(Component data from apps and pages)
────

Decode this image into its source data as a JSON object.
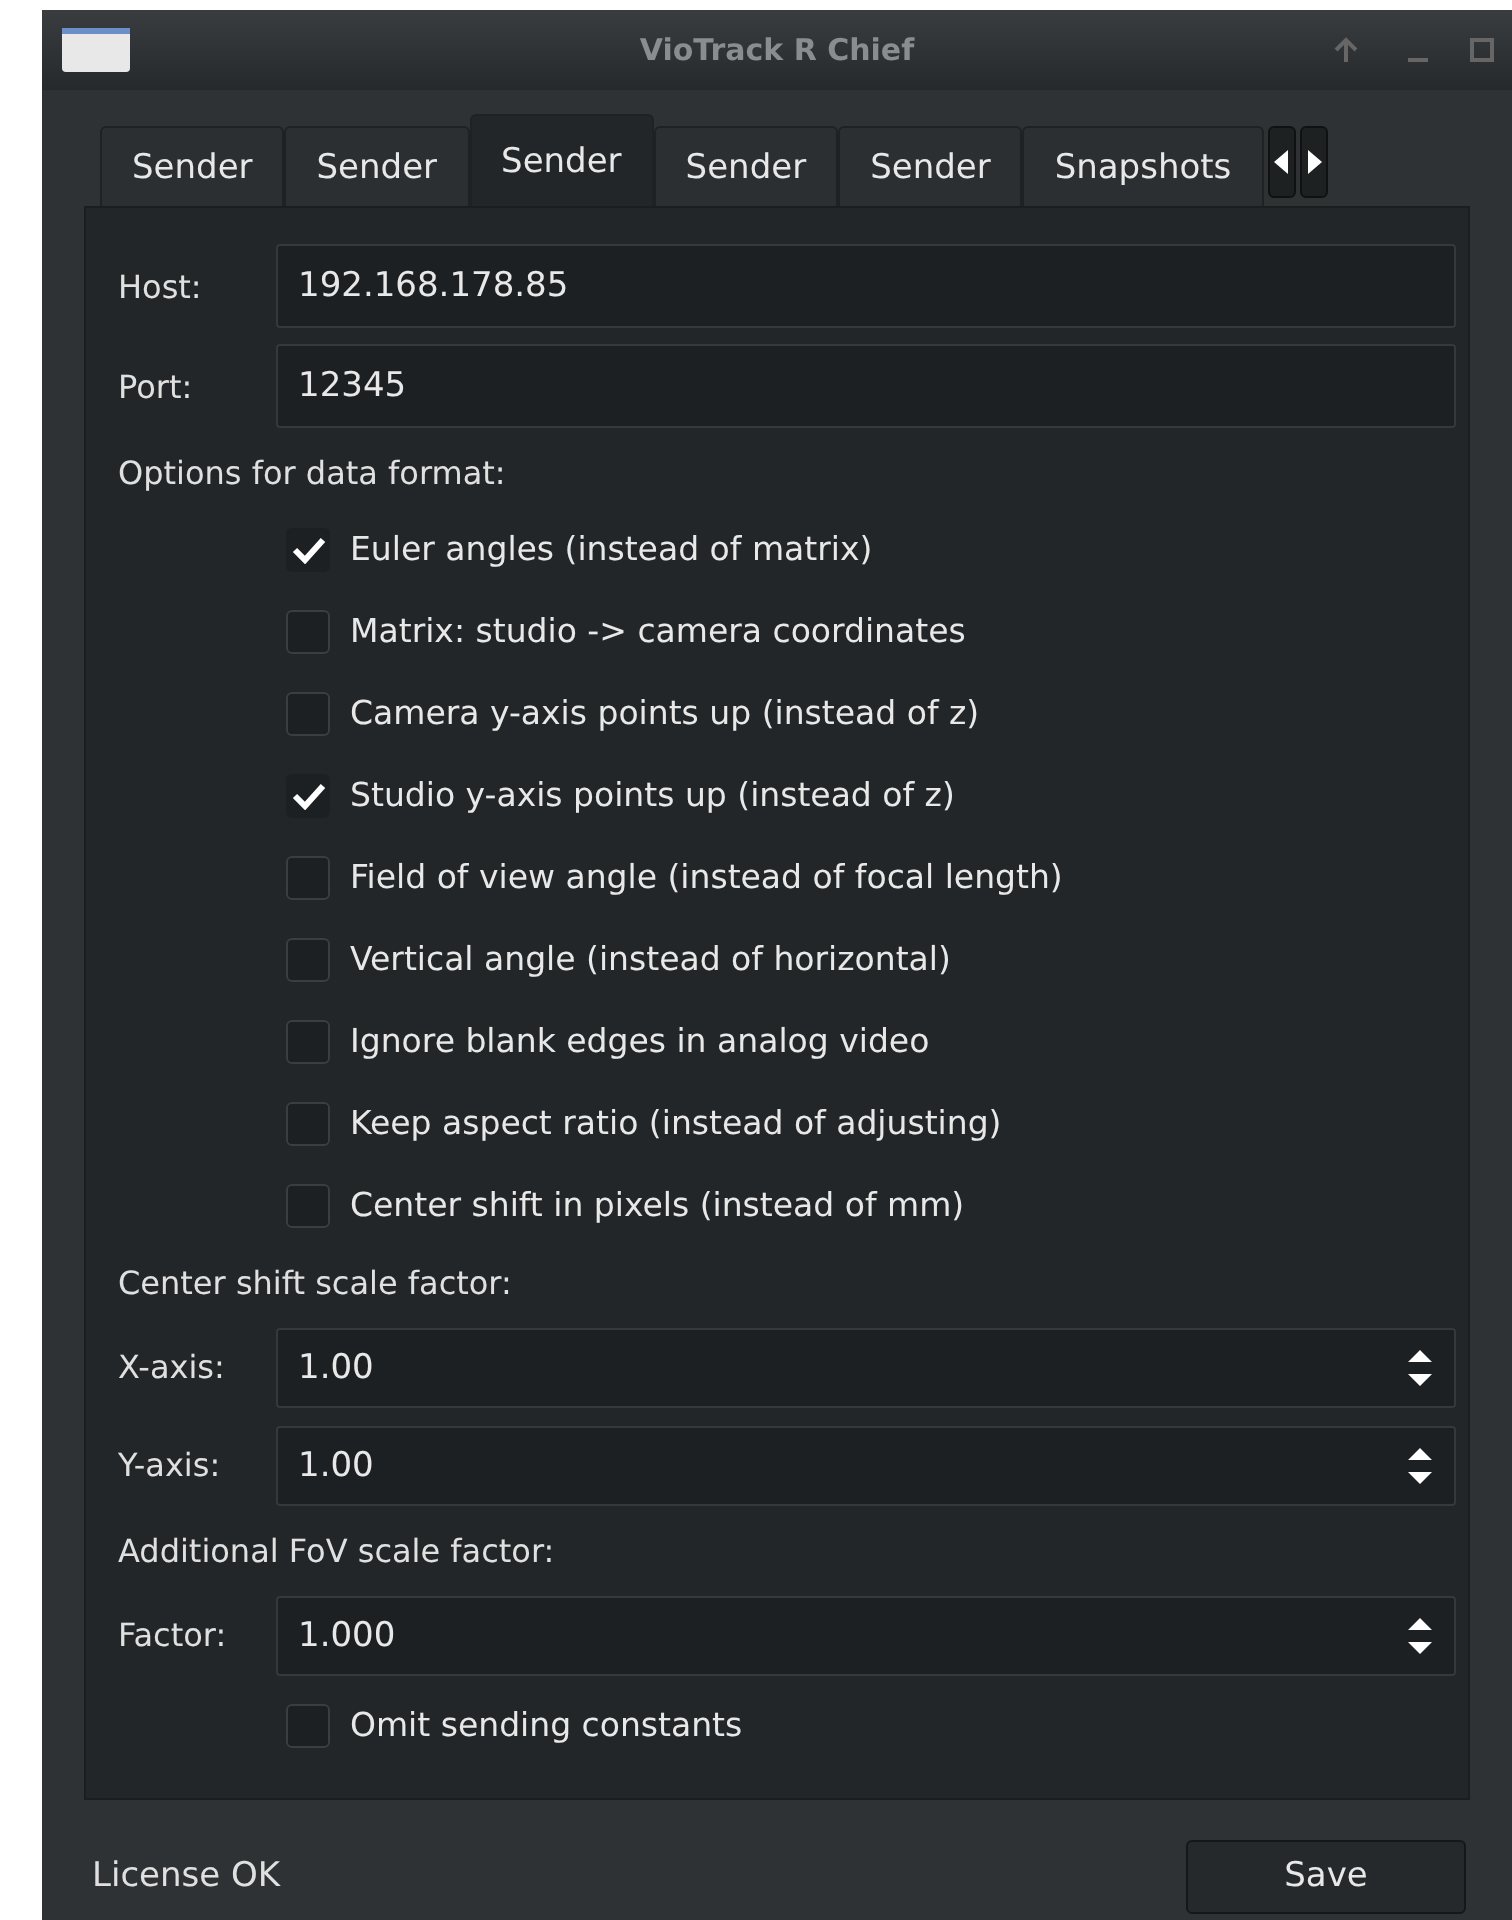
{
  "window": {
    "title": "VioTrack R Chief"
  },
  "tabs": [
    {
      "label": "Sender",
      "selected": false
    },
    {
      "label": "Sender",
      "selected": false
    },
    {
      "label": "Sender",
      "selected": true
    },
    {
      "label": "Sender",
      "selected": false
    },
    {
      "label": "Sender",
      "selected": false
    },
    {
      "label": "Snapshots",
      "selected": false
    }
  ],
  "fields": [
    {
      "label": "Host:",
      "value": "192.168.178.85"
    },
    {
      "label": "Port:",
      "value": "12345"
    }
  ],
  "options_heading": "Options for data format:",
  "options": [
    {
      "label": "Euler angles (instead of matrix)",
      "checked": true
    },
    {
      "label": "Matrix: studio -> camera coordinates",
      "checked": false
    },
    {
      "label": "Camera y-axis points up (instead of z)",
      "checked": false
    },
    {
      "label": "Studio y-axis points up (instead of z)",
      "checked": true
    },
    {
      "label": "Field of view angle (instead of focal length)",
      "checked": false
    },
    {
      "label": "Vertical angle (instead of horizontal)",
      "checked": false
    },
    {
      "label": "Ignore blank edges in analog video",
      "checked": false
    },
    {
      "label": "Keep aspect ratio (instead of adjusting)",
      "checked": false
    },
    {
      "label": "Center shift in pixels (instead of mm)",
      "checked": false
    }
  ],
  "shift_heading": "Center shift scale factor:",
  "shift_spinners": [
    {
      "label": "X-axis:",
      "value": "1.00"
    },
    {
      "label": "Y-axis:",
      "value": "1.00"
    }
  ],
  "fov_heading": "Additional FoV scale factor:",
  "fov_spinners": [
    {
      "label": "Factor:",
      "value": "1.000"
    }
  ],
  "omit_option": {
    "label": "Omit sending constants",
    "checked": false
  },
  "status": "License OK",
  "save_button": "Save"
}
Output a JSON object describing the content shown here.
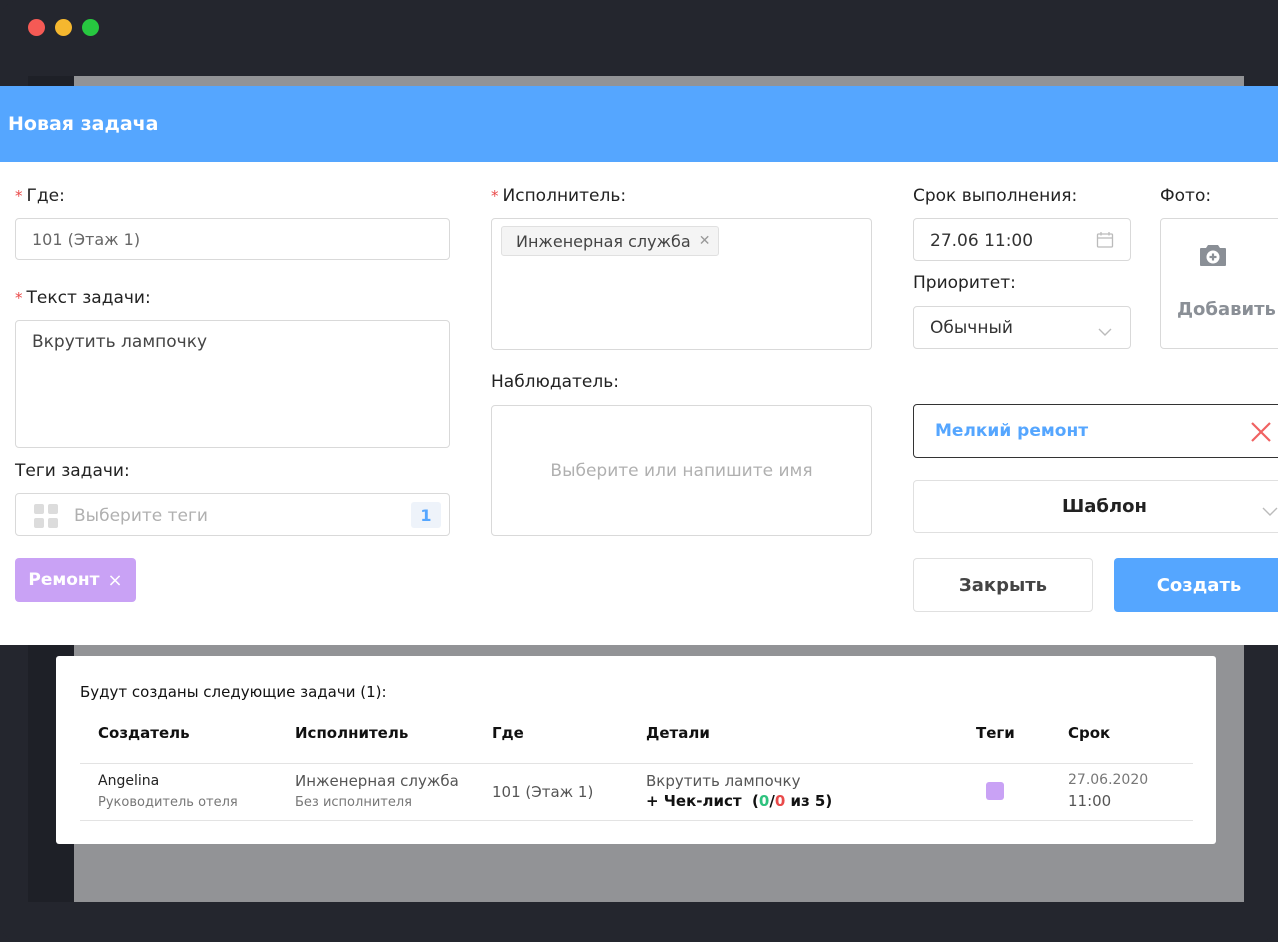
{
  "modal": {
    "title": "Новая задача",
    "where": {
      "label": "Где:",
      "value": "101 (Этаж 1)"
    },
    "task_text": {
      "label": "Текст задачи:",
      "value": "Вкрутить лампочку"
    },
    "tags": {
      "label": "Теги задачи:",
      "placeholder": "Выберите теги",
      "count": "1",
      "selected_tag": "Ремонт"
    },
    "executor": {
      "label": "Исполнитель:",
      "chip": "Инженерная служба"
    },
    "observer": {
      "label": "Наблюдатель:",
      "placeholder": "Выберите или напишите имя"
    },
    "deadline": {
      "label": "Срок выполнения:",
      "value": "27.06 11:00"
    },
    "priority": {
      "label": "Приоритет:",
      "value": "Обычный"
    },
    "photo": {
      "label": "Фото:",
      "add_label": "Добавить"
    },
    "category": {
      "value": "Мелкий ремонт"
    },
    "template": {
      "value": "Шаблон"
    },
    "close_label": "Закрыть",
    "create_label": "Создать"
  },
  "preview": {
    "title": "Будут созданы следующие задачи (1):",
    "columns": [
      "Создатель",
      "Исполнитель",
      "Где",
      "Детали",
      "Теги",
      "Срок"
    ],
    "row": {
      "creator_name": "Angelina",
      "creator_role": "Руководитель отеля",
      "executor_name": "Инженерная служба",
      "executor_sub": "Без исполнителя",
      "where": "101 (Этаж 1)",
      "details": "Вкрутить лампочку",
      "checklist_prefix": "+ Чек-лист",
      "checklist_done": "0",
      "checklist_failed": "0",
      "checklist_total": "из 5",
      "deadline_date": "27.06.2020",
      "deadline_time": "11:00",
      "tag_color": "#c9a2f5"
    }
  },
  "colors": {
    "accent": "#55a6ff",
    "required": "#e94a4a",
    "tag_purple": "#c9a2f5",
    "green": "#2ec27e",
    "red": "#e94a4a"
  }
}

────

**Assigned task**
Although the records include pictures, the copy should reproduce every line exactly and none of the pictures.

**Response to this task**
Decode this image into its source data as a JSON object.
{
  "window": {
    "title": "VioTrack R Chief"
  },
  "tabs": [
    {
      "label": "Sender",
      "selected": false
    },
    {
      "label": "Sender",
      "selected": false
    },
    {
      "label": "Sender",
      "selected": true
    },
    {
      "label": "Sender",
      "selected": false
    },
    {
      "label": "Sender",
      "selected": false
    },
    {
      "label": "Snapshots",
      "selected": false
    }
  ],
  "fields": [
    {
      "label": "Host:",
      "value": "192.168.178.85"
    },
    {
      "label": "Port:",
      "value": "12345"
    }
  ],
  "options_heading": "Options for data format:",
  "options": [
    {
      "label": "Euler angles (instead of matrix)",
      "checked": true
    },
    {
      "label": "Matrix: studio -> camera coordinates",
      "checked": false
    },
    {
      "label": "Camera y-axis points up (instead of z)",
      "checked": false
    },
    {
      "label": "Studio y-axis points up (instead of z)",
      "checked": true
    },
    {
      "label": "Field of view angle (instead of focal length)",
      "checked": false
    },
    {
      "label": "Vertical angle (instead of horizontal)",
      "checked": false
    },
    {
      "label": "Ignore blank edges in analog video",
      "checked": false
    },
    {
      "label": "Keep aspect ratio (instead of adjusting)",
      "checked": false
    },
    {
      "label": "Center shift in pixels (instead of mm)",
      "checked": false
    }
  ],
  "shift_heading": "Center shift scale factor:",
  "shift_spinners": [
    {
      "label": "X-axis:",
      "value": "1.00"
    },
    {
      "label": "Y-axis:",
      "value": "1.00"
    }
  ],
  "fov_heading": "Additional FoV scale factor:",
  "fov_spinners": [
    {
      "label": "Factor:",
      "value": "1.000"
    }
  ],
  "omit_option": {
    "label": "Omit sending constants",
    "checked": false
  },
  "status": "License OK",
  "save_button": "Save"
}
Output a JSON object describing the content shown here.
{
  "modal": {
    "title": "Новая задача",
    "where": {
      "label": "Где:",
      "value": "101 (Этаж 1)"
    },
    "task_text": {
      "label": "Текст задачи:",
      "value": "Вкрутить лампочку"
    },
    "tags": {
      "label": "Теги задачи:",
      "placeholder": "Выберите теги",
      "count": "1",
      "selected_tag": "Ремонт"
    },
    "executor": {
      "label": "Исполнитель:",
      "chip": "Инженерная служба"
    },
    "observer": {
      "label": "Наблюдатель:",
      "placeholder": "Выберите или напишите имя"
    },
    "deadline": {
      "label": "Срок выполнения:",
      "value": "27.06 11:00"
    },
    "priority": {
      "label": "Приоритет:",
      "value": "Обычный"
    },
    "photo": {
      "label": "Фото:",
      "add_label": "Добавить"
    },
    "category": {
      "value": "Мелкий ремонт"
    },
    "template": {
      "value": "Шаблон"
    },
    "close_label": "Закрыть",
    "create_label": "Создать"
  },
  "preview": {
    "title": "Будут созданы следующие задачи (1):",
    "columns": [
      "Создатель",
      "Исполнитель",
      "Где",
      "Детали",
      "Теги",
      "Срок"
    ],
    "row": {
      "creator_name": "Angelina",
      "creator_role": "Руководитель отеля",
      "executor_name": "Инженерная служба",
      "executor_sub": "Без исполнителя",
      "where": "101 (Этаж 1)",
      "details": "Вкрутить лампочку",
      "checklist_prefix": "+ Чек-лист",
      "checklist_done": "0",
      "checklist_failed": "0",
      "checklist_total": "из 5",
      "deadline_date": "27.06.2020",
      "deadline_time": "11:00",
      "tag_color": "#c9a2f5"
    }
  },
  "colors": {
    "accent": "#55a6ff",
    "required": "#e94a4a",
    "tag_purple": "#c9a2f5",
    "green": "#2ec27e",
    "red": "#e94a4a"
  }
}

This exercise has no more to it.